Listed records START

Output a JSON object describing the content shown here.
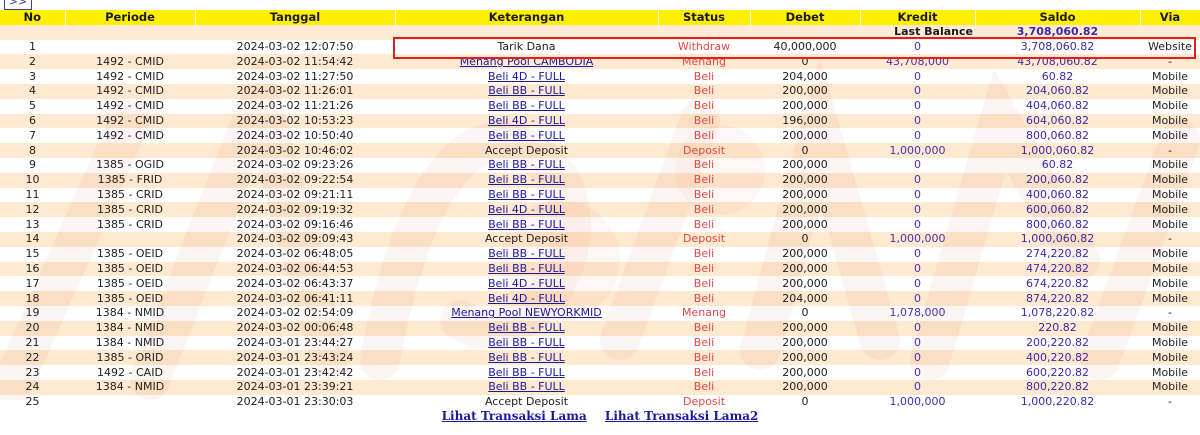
{
  "nav": {
    "next_label": ">>"
  },
  "headers": [
    "No",
    "Periode",
    "Tanggal",
    "Keterangan",
    "Status",
    "Debet",
    "Kredit",
    "Saldo",
    "Via"
  ],
  "last_balance": {
    "label": "Last Balance",
    "value": "3,708,060.82"
  },
  "rows": [
    {
      "no": "1",
      "periode": "",
      "tanggal": "2024-03-02 12:07:50",
      "keterangan": "Tarik Dana",
      "link": false,
      "status": "Withdraw",
      "debet": "40,000,000",
      "kredit": "0",
      "saldo": "3,708,060.82",
      "via": "Website"
    },
    {
      "no": "2",
      "periode": "1492 - CMID",
      "tanggal": "2024-03-02 11:54:42",
      "keterangan": "Menang Pool CAMBODIA",
      "link": true,
      "status": "Menang",
      "debet": "0",
      "kredit": "43,708,000",
      "saldo": "43,708,060.82",
      "via": "-"
    },
    {
      "no": "3",
      "periode": "1492 - CMID",
      "tanggal": "2024-03-02 11:27:50",
      "keterangan": "Beli 4D - FULL",
      "link": true,
      "status": "Beli",
      "debet": "204,000",
      "kredit": "0",
      "saldo": "60.82",
      "via": "Mobile"
    },
    {
      "no": "4",
      "periode": "1492 - CMID",
      "tanggal": "2024-03-02 11:26:01",
      "keterangan": "Beli BB - FULL",
      "link": true,
      "status": "Beli",
      "debet": "200,000",
      "kredit": "0",
      "saldo": "204,060.82",
      "via": "Mobile"
    },
    {
      "no": "5",
      "periode": "1492 - CMID",
      "tanggal": "2024-03-02 11:21:26",
      "keterangan": "Beli BB - FULL",
      "link": true,
      "status": "Beli",
      "debet": "200,000",
      "kredit": "0",
      "saldo": "404,060.82",
      "via": "Mobile"
    },
    {
      "no": "6",
      "periode": "1492 - CMID",
      "tanggal": "2024-03-02 10:53:23",
      "keterangan": "Beli 4D - FULL",
      "link": true,
      "status": "Beli",
      "debet": "196,000",
      "kredit": "0",
      "saldo": "604,060.82",
      "via": "Mobile"
    },
    {
      "no": "7",
      "periode": "1492 - CMID",
      "tanggal": "2024-03-02 10:50:40",
      "keterangan": "Beli BB - FULL",
      "link": true,
      "status": "Beli",
      "debet": "200,000",
      "kredit": "0",
      "saldo": "800,060.82",
      "via": "Mobile"
    },
    {
      "no": "8",
      "periode": "",
      "tanggal": "2024-03-02 10:46:02",
      "keterangan": "Accept Deposit",
      "link": false,
      "status": "Deposit",
      "debet": "0",
      "kredit": "1,000,000",
      "saldo": "1,000,060.82",
      "via": "-"
    },
    {
      "no": "9",
      "periode": "1385 - OGID",
      "tanggal": "2024-03-02 09:23:26",
      "keterangan": "Beli BB - FULL",
      "link": true,
      "status": "Beli",
      "debet": "200,000",
      "kredit": "0",
      "saldo": "60.82",
      "via": "Mobile"
    },
    {
      "no": "10",
      "periode": "1385 - FRID",
      "tanggal": "2024-03-02 09:22:54",
      "keterangan": "Beli BB - FULL",
      "link": true,
      "status": "Beli",
      "debet": "200,000",
      "kredit": "0",
      "saldo": "200,060.82",
      "via": "Mobile"
    },
    {
      "no": "11",
      "periode": "1385 - CRID",
      "tanggal": "2024-03-02 09:21:11",
      "keterangan": "Beli BB - FULL",
      "link": true,
      "status": "Beli",
      "debet": "200,000",
      "kredit": "0",
      "saldo": "400,060.82",
      "via": "Mobile"
    },
    {
      "no": "12",
      "periode": "1385 - CRID",
      "tanggal": "2024-03-02 09:19:32",
      "keterangan": "Beli 4D - FULL",
      "link": true,
      "status": "Beli",
      "debet": "200,000",
      "kredit": "0",
      "saldo": "600,060.82",
      "via": "Mobile"
    },
    {
      "no": "13",
      "periode": "1385 - CRID",
      "tanggal": "2024-03-02 09:16:46",
      "keterangan": "Beli BB - FULL",
      "link": true,
      "status": "Beli",
      "debet": "200,000",
      "kredit": "0",
      "saldo": "800,060.82",
      "via": "Mobile"
    },
    {
      "no": "14",
      "periode": "",
      "tanggal": "2024-03-02 09:09:43",
      "keterangan": "Accept Deposit",
      "link": false,
      "status": "Deposit",
      "debet": "0",
      "kredit": "1,000,000",
      "saldo": "1,000,060.82",
      "via": "-"
    },
    {
      "no": "15",
      "periode": "1385 - OEID",
      "tanggal": "2024-03-02 06:48:05",
      "keterangan": "Beli BB - FULL",
      "link": true,
      "status": "Beli",
      "debet": "200,000",
      "kredit": "0",
      "saldo": "274,220.82",
      "via": "Mobile"
    },
    {
      "no": "16",
      "periode": "1385 - OEID",
      "tanggal": "2024-03-02 06:44:53",
      "keterangan": "Beli BB - FULL",
      "link": true,
      "status": "Beli",
      "debet": "200,000",
      "kredit": "0",
      "saldo": "474,220.82",
      "via": "Mobile"
    },
    {
      "no": "17",
      "periode": "1385 - OEID",
      "tanggal": "2024-03-02 06:43:37",
      "keterangan": "Beli 4D - FULL",
      "link": true,
      "status": "Beli",
      "debet": "200,000",
      "kredit": "0",
      "saldo": "674,220.82",
      "via": "Mobile"
    },
    {
      "no": "18",
      "periode": "1385 - OEID",
      "tanggal": "2024-03-02 06:41:11",
      "keterangan": "Beli 4D - FULL",
      "link": true,
      "status": "Beli",
      "debet": "204,000",
      "kredit": "0",
      "saldo": "874,220.82",
      "via": "Mobile"
    },
    {
      "no": "19",
      "periode": "1384 - NMID",
      "tanggal": "2024-03-02 02:54:09",
      "keterangan": "Menang Pool NEWYORKMID",
      "link": true,
      "status": "Menang",
      "debet": "0",
      "kredit": "1,078,000",
      "saldo": "1,078,220.82",
      "via": "-"
    },
    {
      "no": "20",
      "periode": "1384 - NMID",
      "tanggal": "2024-03-02 00:06:48",
      "keterangan": "Beli BB - FULL",
      "link": true,
      "status": "Beli",
      "debet": "200,000",
      "kredit": "0",
      "saldo": "220.82",
      "via": "Mobile"
    },
    {
      "no": "21",
      "periode": "1384 - NMID",
      "tanggal": "2024-03-01 23:44:27",
      "keterangan": "Beli BB - FULL",
      "link": true,
      "status": "Beli",
      "debet": "200,000",
      "kredit": "0",
      "saldo": "200,220.82",
      "via": "Mobile"
    },
    {
      "no": "22",
      "periode": "1385 - ORID",
      "tanggal": "2024-03-01 23:43:24",
      "keterangan": "Beli BB - FULL",
      "link": true,
      "status": "Beli",
      "debet": "200,000",
      "kredit": "0",
      "saldo": "400,220.82",
      "via": "Mobile"
    },
    {
      "no": "23",
      "periode": "1492 - CAID",
      "tanggal": "2024-03-01 23:42:42",
      "keterangan": "Beli BB - FULL",
      "link": true,
      "status": "Beli",
      "debet": "200,000",
      "kredit": "0",
      "saldo": "600,220.82",
      "via": "Mobile"
    },
    {
      "no": "24",
      "periode": "1384 - NMID",
      "tanggal": "2024-03-01 23:39:21",
      "keterangan": "Beli BB - FULL",
      "link": true,
      "status": "Beli",
      "debet": "200,000",
      "kredit": "0",
      "saldo": "800,220.82",
      "via": "Mobile"
    },
    {
      "no": "25",
      "periode": "",
      "tanggal": "2024-03-01 23:30:03",
      "keterangan": "Accept Deposit",
      "link": false,
      "status": "Deposit",
      "debet": "0",
      "kredit": "1,000,000",
      "saldo": "1,000,220.82",
      "via": "-"
    }
  ],
  "footer": {
    "link1": "Lihat Transaksi Lama",
    "link2": "Lihat Transaksi Lama2"
  },
  "colors": {
    "header_bg": "#fff000",
    "status_red": "#e04848",
    "link_blue": "#1a1a9c",
    "saldo_purple": "#3a2aa8",
    "highlight": "#e02020"
  }
}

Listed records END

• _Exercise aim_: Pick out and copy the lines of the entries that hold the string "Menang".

• _Answer space_:
      "keterangan": "Menang Pool CAMBODIA",
      "status": "Menang",
      "keterangan": "Menang Pool NEWYORKMID",
      "status": "Menang",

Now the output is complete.